(Page and application data records)
________
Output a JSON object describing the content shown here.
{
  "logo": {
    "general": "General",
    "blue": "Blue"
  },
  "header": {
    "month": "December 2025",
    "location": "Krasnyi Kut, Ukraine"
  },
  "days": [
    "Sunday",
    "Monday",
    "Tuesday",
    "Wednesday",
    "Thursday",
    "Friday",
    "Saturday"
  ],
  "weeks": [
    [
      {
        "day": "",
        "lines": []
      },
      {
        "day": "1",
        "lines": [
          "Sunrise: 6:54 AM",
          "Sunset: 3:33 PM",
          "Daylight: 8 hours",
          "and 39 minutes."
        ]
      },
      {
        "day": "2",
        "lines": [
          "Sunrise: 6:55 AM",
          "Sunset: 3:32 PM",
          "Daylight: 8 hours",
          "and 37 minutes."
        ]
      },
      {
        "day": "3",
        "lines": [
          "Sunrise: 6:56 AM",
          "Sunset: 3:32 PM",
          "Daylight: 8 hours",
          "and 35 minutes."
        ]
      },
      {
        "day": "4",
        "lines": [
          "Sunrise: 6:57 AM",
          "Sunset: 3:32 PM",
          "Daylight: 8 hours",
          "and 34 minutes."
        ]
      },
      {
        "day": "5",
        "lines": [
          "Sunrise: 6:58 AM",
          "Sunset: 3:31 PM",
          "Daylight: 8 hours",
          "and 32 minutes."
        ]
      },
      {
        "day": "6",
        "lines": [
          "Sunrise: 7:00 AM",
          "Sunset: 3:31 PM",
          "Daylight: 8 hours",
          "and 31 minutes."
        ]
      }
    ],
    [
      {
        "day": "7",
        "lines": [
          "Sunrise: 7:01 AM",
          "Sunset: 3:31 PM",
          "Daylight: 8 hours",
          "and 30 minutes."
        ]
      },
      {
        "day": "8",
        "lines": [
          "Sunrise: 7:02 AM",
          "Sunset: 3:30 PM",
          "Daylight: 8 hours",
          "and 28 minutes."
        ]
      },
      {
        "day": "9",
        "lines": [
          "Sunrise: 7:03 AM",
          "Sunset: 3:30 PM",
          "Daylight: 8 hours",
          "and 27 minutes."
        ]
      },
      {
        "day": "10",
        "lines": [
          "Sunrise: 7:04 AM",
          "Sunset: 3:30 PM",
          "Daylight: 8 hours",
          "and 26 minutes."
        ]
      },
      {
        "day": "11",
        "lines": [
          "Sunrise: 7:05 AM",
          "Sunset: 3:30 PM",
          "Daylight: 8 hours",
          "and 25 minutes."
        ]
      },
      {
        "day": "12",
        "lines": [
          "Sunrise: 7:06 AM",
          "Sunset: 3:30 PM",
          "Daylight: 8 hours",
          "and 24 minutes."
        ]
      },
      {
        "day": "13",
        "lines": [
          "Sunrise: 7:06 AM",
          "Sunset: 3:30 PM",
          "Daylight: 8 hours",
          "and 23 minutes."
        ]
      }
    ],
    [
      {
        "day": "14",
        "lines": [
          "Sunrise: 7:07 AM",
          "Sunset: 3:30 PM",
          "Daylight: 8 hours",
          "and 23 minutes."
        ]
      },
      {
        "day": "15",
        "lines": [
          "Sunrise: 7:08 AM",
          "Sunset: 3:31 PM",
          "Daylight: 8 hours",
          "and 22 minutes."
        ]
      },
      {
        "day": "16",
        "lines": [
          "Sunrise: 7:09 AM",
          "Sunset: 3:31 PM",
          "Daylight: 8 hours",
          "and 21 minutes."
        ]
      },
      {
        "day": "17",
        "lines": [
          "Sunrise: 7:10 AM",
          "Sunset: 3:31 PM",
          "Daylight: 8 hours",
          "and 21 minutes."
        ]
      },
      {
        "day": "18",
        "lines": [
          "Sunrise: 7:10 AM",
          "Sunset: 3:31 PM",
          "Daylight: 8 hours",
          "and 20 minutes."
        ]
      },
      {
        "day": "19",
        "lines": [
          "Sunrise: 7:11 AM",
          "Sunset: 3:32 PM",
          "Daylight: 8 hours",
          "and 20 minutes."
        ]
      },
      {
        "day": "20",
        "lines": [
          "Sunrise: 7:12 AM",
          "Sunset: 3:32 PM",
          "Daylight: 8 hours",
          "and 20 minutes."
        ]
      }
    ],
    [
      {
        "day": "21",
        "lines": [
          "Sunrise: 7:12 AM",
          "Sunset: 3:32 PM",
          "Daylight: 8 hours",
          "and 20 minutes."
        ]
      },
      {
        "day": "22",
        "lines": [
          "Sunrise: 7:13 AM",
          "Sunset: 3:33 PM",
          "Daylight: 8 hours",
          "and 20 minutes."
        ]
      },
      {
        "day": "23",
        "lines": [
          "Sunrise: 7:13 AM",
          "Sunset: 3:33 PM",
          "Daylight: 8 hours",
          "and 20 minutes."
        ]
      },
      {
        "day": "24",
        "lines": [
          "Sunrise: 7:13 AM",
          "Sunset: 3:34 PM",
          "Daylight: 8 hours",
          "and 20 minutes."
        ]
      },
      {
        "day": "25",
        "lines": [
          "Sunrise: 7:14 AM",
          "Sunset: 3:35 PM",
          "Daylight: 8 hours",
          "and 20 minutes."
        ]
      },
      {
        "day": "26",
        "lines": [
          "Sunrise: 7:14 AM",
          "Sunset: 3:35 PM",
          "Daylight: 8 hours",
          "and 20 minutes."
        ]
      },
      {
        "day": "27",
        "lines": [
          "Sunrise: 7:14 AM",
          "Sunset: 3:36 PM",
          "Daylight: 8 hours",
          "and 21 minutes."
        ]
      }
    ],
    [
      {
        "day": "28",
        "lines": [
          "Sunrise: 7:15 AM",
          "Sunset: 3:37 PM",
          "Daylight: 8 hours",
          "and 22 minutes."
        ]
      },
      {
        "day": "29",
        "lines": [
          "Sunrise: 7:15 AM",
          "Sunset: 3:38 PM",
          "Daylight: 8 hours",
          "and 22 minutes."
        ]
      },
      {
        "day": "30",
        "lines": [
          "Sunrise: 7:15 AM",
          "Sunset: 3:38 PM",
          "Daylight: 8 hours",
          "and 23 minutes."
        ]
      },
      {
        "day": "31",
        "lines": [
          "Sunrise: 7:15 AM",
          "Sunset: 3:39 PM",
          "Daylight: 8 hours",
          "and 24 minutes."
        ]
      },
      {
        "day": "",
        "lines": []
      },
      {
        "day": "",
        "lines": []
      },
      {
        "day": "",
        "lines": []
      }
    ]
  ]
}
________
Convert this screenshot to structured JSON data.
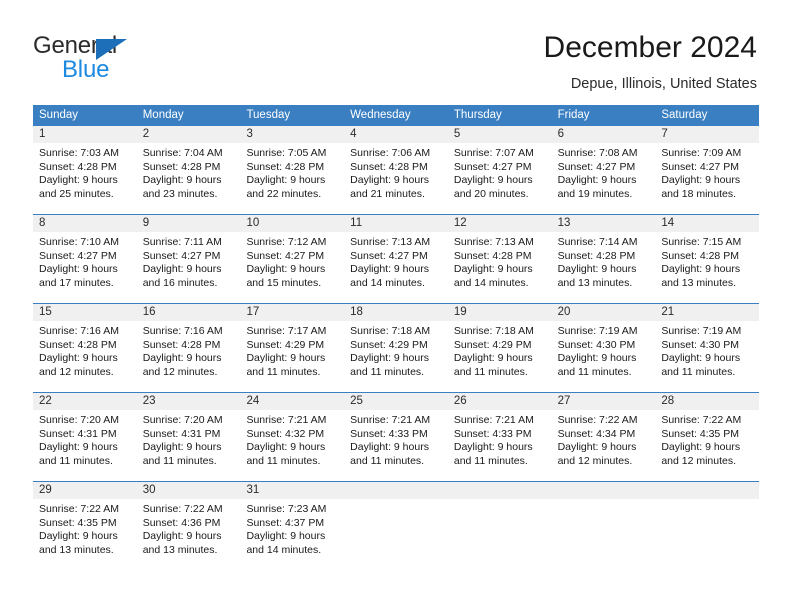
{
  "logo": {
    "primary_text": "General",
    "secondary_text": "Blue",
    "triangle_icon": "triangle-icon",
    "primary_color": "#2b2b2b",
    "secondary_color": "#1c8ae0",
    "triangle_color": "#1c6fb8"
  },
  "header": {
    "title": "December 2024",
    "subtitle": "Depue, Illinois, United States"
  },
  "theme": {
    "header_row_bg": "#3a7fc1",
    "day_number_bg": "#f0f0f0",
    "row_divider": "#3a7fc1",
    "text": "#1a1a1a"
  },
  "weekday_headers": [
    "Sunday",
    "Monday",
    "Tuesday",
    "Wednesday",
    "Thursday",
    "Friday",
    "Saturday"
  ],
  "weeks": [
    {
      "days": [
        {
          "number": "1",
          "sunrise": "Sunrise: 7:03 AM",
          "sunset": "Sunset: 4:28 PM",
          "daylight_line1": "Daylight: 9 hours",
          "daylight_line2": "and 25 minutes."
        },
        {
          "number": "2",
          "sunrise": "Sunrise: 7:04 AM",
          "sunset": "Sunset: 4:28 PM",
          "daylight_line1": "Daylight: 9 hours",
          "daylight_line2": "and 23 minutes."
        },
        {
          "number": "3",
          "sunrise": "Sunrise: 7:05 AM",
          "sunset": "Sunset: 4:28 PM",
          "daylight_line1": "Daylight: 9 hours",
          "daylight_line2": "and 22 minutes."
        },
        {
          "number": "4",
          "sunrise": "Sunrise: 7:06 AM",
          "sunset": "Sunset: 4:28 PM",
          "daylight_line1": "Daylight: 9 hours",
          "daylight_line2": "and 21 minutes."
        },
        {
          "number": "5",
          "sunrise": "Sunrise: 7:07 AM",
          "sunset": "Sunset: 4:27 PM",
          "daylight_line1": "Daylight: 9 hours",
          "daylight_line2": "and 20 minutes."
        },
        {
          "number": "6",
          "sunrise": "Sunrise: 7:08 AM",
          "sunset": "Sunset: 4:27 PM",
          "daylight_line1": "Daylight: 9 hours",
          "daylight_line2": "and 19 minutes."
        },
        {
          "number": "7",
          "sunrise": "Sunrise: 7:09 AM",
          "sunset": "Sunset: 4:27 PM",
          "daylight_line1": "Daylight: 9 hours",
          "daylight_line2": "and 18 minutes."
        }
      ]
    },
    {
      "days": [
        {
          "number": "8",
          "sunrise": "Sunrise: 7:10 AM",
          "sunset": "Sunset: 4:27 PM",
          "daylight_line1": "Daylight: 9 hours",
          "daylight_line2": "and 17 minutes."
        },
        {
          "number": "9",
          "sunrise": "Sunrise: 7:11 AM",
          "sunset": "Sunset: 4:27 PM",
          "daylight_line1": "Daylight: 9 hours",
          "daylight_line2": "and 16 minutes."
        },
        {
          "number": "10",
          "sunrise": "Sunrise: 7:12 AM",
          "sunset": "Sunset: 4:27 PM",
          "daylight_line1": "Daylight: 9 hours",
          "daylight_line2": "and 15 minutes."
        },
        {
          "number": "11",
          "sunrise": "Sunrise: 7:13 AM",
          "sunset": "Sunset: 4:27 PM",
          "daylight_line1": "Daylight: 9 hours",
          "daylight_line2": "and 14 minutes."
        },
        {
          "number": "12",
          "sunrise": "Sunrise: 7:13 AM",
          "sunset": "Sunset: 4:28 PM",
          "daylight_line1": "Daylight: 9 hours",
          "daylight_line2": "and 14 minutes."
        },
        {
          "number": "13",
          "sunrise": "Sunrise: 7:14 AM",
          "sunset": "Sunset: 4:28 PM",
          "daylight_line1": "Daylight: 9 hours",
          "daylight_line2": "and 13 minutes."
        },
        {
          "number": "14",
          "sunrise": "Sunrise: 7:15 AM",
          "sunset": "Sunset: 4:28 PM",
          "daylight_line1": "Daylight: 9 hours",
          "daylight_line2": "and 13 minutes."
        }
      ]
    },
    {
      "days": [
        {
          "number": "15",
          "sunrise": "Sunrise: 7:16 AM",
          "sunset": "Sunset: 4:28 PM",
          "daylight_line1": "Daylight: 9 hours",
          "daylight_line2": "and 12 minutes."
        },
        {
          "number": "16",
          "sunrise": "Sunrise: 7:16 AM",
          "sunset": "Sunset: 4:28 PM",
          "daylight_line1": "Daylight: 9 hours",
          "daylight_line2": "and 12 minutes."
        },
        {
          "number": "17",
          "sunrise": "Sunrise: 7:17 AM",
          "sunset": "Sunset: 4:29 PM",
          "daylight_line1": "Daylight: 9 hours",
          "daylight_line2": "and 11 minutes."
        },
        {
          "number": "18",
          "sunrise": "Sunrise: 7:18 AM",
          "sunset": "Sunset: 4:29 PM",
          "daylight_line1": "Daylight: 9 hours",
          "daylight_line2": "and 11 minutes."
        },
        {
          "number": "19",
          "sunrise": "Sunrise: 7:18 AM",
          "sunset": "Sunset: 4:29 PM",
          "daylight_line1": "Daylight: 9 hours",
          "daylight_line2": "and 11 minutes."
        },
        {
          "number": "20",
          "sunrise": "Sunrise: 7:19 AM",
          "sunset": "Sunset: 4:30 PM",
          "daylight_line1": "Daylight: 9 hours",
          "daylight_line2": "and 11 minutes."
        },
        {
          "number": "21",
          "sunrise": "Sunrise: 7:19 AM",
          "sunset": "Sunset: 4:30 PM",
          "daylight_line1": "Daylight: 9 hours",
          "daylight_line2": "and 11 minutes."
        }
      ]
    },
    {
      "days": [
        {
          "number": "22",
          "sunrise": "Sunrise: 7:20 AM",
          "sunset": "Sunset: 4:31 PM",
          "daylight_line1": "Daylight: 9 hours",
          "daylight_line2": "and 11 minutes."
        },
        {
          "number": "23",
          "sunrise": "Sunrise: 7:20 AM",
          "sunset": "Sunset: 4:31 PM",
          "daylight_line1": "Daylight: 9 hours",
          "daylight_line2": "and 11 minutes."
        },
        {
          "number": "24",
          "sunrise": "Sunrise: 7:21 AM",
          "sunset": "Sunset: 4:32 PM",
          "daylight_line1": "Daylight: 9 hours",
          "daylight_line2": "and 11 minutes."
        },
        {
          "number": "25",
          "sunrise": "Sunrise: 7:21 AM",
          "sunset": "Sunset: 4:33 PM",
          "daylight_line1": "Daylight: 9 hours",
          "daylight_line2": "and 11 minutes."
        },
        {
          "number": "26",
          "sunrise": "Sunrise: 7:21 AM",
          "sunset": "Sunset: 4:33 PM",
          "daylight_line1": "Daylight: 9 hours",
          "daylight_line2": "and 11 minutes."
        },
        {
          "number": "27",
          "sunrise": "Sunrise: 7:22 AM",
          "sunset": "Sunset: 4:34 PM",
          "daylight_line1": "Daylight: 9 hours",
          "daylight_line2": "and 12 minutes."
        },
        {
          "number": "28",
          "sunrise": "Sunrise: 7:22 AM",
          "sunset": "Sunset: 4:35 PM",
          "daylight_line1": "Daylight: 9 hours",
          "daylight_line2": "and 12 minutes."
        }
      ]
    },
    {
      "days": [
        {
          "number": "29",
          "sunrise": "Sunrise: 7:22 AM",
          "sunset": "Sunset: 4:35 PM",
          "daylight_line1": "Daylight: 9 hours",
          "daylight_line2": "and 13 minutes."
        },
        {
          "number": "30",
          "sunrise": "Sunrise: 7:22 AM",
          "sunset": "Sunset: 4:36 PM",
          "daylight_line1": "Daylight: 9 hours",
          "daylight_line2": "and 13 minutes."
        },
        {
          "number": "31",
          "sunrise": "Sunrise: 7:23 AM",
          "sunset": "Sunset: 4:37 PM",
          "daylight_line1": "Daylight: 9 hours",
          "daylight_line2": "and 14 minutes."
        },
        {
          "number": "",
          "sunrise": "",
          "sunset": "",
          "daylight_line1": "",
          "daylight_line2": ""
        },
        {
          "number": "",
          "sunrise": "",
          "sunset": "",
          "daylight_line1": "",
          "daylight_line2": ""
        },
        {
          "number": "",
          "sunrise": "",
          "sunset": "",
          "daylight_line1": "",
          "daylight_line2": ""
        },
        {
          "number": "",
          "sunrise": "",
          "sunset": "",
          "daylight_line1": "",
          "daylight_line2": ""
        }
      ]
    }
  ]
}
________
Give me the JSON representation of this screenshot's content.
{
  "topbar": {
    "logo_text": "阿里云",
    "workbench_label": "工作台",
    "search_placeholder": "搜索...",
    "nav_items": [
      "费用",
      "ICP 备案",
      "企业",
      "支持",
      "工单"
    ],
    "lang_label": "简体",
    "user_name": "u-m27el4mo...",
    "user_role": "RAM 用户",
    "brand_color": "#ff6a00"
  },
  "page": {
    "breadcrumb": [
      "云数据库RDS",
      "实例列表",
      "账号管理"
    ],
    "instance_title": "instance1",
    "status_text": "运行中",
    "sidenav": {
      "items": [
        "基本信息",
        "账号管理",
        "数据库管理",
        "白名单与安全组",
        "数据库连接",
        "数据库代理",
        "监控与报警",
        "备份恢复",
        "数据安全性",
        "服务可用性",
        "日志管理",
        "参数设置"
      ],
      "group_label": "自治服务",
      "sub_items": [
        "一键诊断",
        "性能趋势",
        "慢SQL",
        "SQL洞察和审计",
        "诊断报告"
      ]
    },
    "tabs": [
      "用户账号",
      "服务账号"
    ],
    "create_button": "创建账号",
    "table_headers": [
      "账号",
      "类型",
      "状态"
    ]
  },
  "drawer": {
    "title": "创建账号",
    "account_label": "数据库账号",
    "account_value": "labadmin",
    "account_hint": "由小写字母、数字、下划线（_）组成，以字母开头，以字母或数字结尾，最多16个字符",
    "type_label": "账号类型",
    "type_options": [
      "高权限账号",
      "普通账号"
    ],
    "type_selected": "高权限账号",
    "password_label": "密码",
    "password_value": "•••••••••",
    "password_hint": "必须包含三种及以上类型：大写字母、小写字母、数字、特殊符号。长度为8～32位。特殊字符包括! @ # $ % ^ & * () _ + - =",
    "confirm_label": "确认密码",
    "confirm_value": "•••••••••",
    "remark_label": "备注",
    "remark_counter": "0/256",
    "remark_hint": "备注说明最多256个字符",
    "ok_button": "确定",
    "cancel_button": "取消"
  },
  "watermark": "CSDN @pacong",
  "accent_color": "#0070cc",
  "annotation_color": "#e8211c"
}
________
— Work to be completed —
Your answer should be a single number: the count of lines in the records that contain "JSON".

— Response area —
3